### Action item
Pictures aside, restate the records below exactly as written.
___ Data for analysis
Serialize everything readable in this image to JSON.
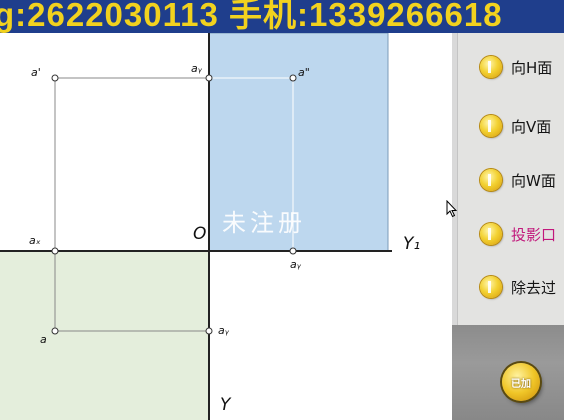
{
  "banner": {
    "text": "g:2622030113  手机:1339266618"
  },
  "drawing": {
    "labels": {
      "a_prime": "a'",
      "a_x": "aₓ",
      "a_bottom": "a",
      "a_yw_top": "aᵧ",
      "a_dbl": "a\"",
      "a_yh": "aᵧ",
      "a_yw_side": "aᵧ",
      "origin": "O",
      "y1": "Y₁",
      "y": "Y"
    },
    "watermark": "未注册",
    "colors": {
      "v_region": "#bdd7ee",
      "h_region": "#e4eedc",
      "axis": "#222222"
    }
  },
  "panel": {
    "buttons": [
      {
        "label": "向H面",
        "active": false
      },
      {
        "label": "向V面",
        "active": false
      },
      {
        "label": "向W面",
        "active": false
      },
      {
        "label": "投影口",
        "active": true
      },
      {
        "label": "除去过",
        "active": false
      }
    ],
    "round_button": "已加"
  }
}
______
### Written response
Serialize everything readable in this image to JSON.
{
  "banner": {
    "text": "g:2622030113  手机:1339266618"
  },
  "drawing": {
    "labels": {
      "a_prime": "a'",
      "a_x": "aₓ",
      "a_bottom": "a",
      "a_yw_top": "aᵧ",
      "a_dbl": "a\"",
      "a_yh": "aᵧ",
      "a_yw_side": "aᵧ",
      "origin": "O",
      "y1": "Y₁",
      "y": "Y"
    },
    "watermark": "未注册",
    "colors": {
      "v_region": "#bdd7ee",
      "h_region": "#e4eedc",
      "axis": "#222222"
    }
  },
  "panel": {
    "buttons": [
      {
        "label": "向H面",
        "active": false
      },
      {
        "label": "向V面",
        "active": false
      },
      {
        "label": "向W面",
        "active": false
      },
      {
        "label": "投影口",
        "active": true
      },
      {
        "label": "除去过",
        "active": false
      }
    ],
    "round_button": "已加"
  }
}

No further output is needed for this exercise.